Smile and the world smiles with you, goes the familiar phrase. It's a lovely idea. And perhaps it's true. But it may be that the world isn’t smiling with you as much as it's laughing at you for being such a softie. A handful of new studies (via The Vancouver Sun) suggest that smiles are for low-status individuals. If you want to appear powerful, confident and successful, don’t smile.
Researchers reviewed four studies that examined the power of facial expression. All of the studies asked people to look at images of various faces, from models to football players, who were either smiling or not smiling, and then to rate their expressions. One study asked people to look at head shots of football players and, from those limited views, guess the man's size and personality. The players who didn’t smile were consistently rated as being bigger physically, less social and more hostile. In contrast, the smiling players were viewed as being less dominant and more social.
More from Chatelaine
- Improve your life by making small changes
- How meditation can cure loneliness
- Is your health affected by how much money you make?
- How to change your life: Five ways to find your courage and flip the script
- How to overcome insecurity and become self-empowered
Study co-author Timothy Ketelaar, associate professor of psychology at New Mexico State University, explained the findings in a statement.
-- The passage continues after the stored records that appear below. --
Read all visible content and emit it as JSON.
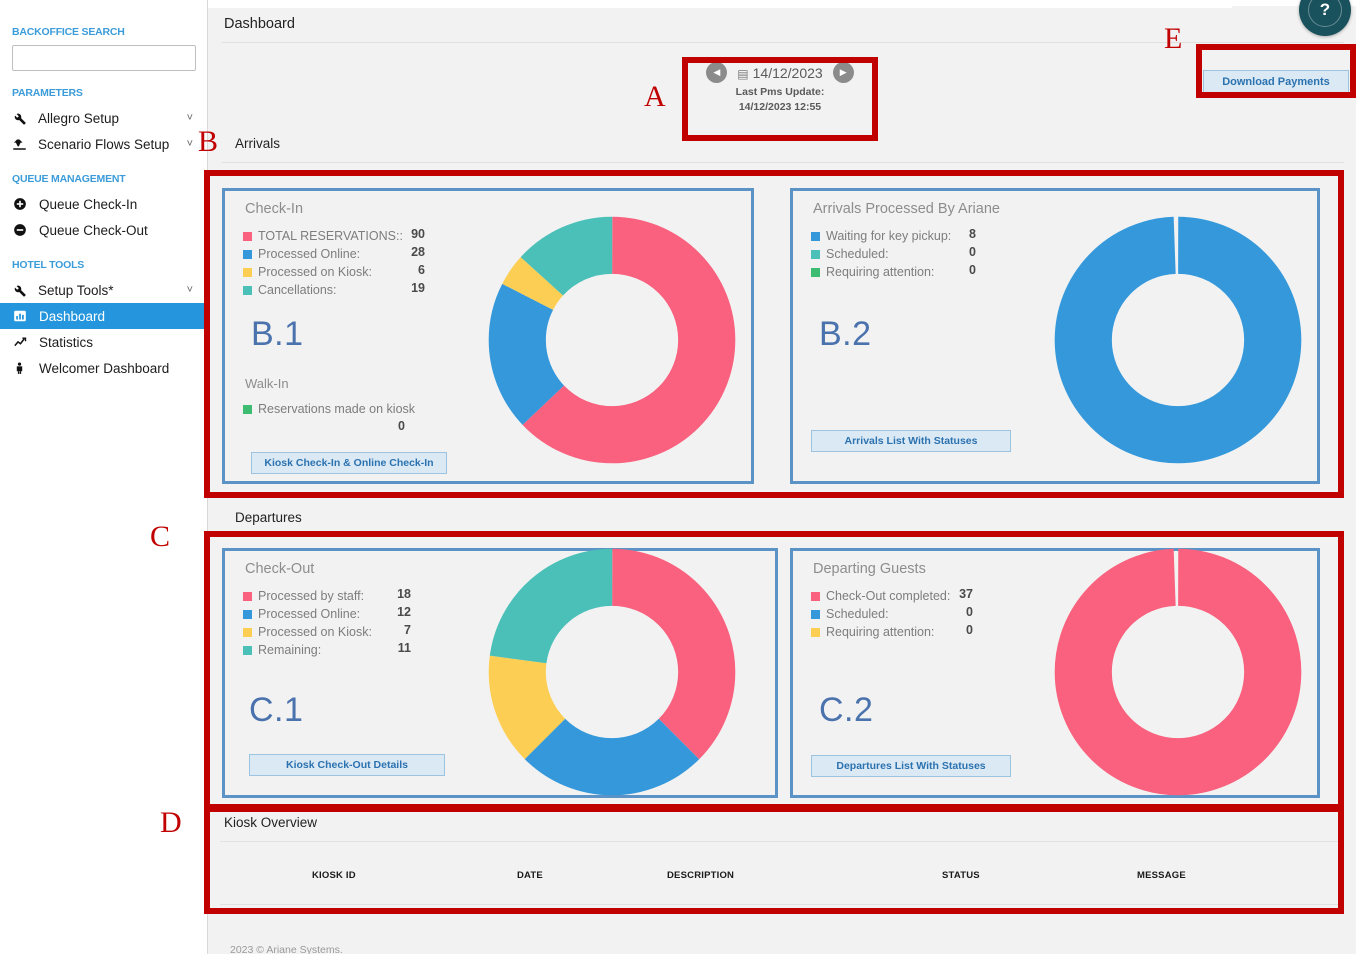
{
  "sidebar": {
    "search": {
      "label": "BACKOFFICE SEARCH",
      "value": "",
      "placeholder": ""
    },
    "groups": [
      {
        "title": "PARAMETERS",
        "items": [
          {
            "label": "Allegro Setup",
            "icon": "wrench-icon",
            "caret": "˅"
          },
          {
            "label": "Scenario Flows Setup",
            "icon": "flow-icon",
            "caret": "˅"
          }
        ]
      },
      {
        "title": "QUEUE MANAGEMENT",
        "items": [
          {
            "label": "Queue Check-In",
            "icon": "plus-circle-icon",
            "caret": ""
          },
          {
            "label": "Queue Check-Out",
            "icon": "minus-circle-icon",
            "caret": ""
          }
        ]
      },
      {
        "title": "HOTEL TOOLS",
        "items": [
          {
            "label": "Setup Tools*",
            "icon": "wrench-icon",
            "caret": "˅"
          },
          {
            "label": "Dashboard",
            "icon": "dashboard-icon",
            "caret": "",
            "active": true
          },
          {
            "label": "Statistics",
            "icon": "trend-up-icon",
            "caret": ""
          },
          {
            "label": "Welcomer Dashboard",
            "icon": "person-icon",
            "caret": ""
          }
        ]
      }
    ]
  },
  "header": {
    "title": "Dashboard",
    "help_label": "?",
    "download_payments_label": "Download Payments"
  },
  "date_nav": {
    "prev_icon": "◀",
    "next_icon": "▶",
    "calendar_icon": "🗓",
    "date": "14/12/2023",
    "pms_label": "Last Pms Update:",
    "pms_value": "14/12/2023 12:55"
  },
  "sections": {
    "arrivals_label": "Arrivals",
    "departures_label": "Departures"
  },
  "cards": {
    "checkin": {
      "title": "Check-In",
      "letter": "B.1",
      "legend": [
        {
          "label": "TOTAL RESERVATIONS::",
          "value": "90",
          "color": "#f9617e"
        },
        {
          "label": "Processed Online:",
          "value": "28",
          "color": "#3498db"
        },
        {
          "label": "Processed on Kiosk:",
          "value": "6",
          "color": "#fcce54"
        },
        {
          "label": "Cancellations:",
          "value": "19",
          "color": "#4bc0b8"
        }
      ],
      "walkin_title": "Walk-In",
      "walkin_label": "Reservations made on kiosk",
      "walkin_color": "#3ebd72",
      "walkin_value": "0",
      "button_label": "Kiosk Check-In & Online Check-In"
    },
    "arrivals_ariane": {
      "title": "Arrivals Processed By Ariane",
      "letter": "B.2",
      "legend": [
        {
          "label": "Waiting for key pickup:",
          "value": "8",
          "color": "#3498db"
        },
        {
          "label": "Scheduled:",
          "value": "0",
          "color": "#4bc0b8"
        },
        {
          "label": "Requiring attention:",
          "value": "0",
          "color": "#3ebd72"
        }
      ],
      "button_label": "Arrivals List With Statuses"
    },
    "checkout": {
      "title": "Check-Out",
      "letter": "C.1",
      "legend": [
        {
          "label": "Processed by staff:",
          "value": "18",
          "color": "#f9617e"
        },
        {
          "label": "Processed Online:",
          "value": "12",
          "color": "#3498db"
        },
        {
          "label": "Processed on Kiosk:",
          "value": "7",
          "color": "#fcce54"
        },
        {
          "label": "Remaining:",
          "value": "11",
          "color": "#4bc0b8"
        }
      ],
      "button_label": "Kiosk Check-Out Details"
    },
    "departing_guests": {
      "title": "Departing Guests",
      "letter": "C.2",
      "legend": [
        {
          "label": "Check-Out completed:",
          "value": "37",
          "color": "#f9617e"
        },
        {
          "label": "Scheduled:",
          "value": "0",
          "color": "#3498db"
        },
        {
          "label": "Requiring attention:",
          "value": "0",
          "color": "#fcce54"
        }
      ],
      "button_label": "Departures List With Statuses"
    }
  },
  "kiosk_overview": {
    "title": "Kiosk Overview",
    "columns": [
      "KIOSK ID",
      "DATE",
      "DESCRIPTION",
      "STATUS",
      "MESSAGE"
    ],
    "rows": []
  },
  "footer": {
    "text": "2023 © Ariane Systems."
  },
  "annotations": [
    {
      "letter": "A"
    },
    {
      "letter": "B"
    },
    {
      "letter": "C"
    },
    {
      "letter": "D"
    },
    {
      "letter": "E"
    }
  ],
  "chart_data": [
    {
      "type": "pie",
      "title": "Check-In",
      "labels": [
        "TOTAL RESERVATIONS::",
        "Processed Online:",
        "Processed on Kiosk:",
        "Cancellations:"
      ],
      "values": [
        90,
        28,
        6,
        19
      ],
      "colors": [
        "#f9617e",
        "#3498db",
        "#fcce54",
        "#4bc0b8"
      ],
      "donut": true,
      "legend_position": "left"
    },
    {
      "type": "pie",
      "title": "Arrivals Processed By Ariane",
      "labels": [
        "Waiting for key pickup:",
        "Scheduled:",
        "Requiring attention:"
      ],
      "values": [
        8,
        0,
        0
      ],
      "colors": [
        "#3498db",
        "#4bc0b8",
        "#3ebd72"
      ],
      "donut": true,
      "legend_position": "left"
    },
    {
      "type": "pie",
      "title": "Check-Out",
      "labels": [
        "Processed by staff:",
        "Processed Online:",
        "Processed on Kiosk:",
        "Remaining:"
      ],
      "values": [
        18,
        12,
        7,
        11
      ],
      "colors": [
        "#f9617e",
        "#3498db",
        "#fcce54",
        "#4bc0b8"
      ],
      "donut": true,
      "legend_position": "left"
    },
    {
      "type": "pie",
      "title": "Departing Guests",
      "labels": [
        "Check-Out completed:",
        "Scheduled:",
        "Requiring attention:"
      ],
      "values": [
        37,
        0,
        0
      ],
      "colors": [
        "#f9617e",
        "#3498db",
        "#fcce54"
      ],
      "donut": true,
      "legend_position": "left"
    }
  ]
}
Said Ketelaar: "Smiles can put you in a positive light by signalling that you're friendly and trustworthy, and that you aren't a threat to others. But higher-status individuals often want to appear in charge and as a threat, and they lose some of that power by smiling."
The researchers argue that less dominant human beings have relied on smiles to appease stronger, more hostile individuals for as long as we have been able to lift the corners of our mouths.
"Across the few animal species that smile, [the smiles] seem to be advertising that the displayer is not a threat to more dominant individuals. In the case of social prestige, smiles seem to be providing a similar function, provoking strategic deference," Ketelaar explained.
So when you nervously smile at your boss when you're late for the third
time in a row, you're duplicating an action that your
forebears relied on to get out of a sticky situation. And when she gives
you a stony look in return, she's mentally high-fiving her hostile,
Read more to find out how smiling calms you down.
Connect with Chatelaine: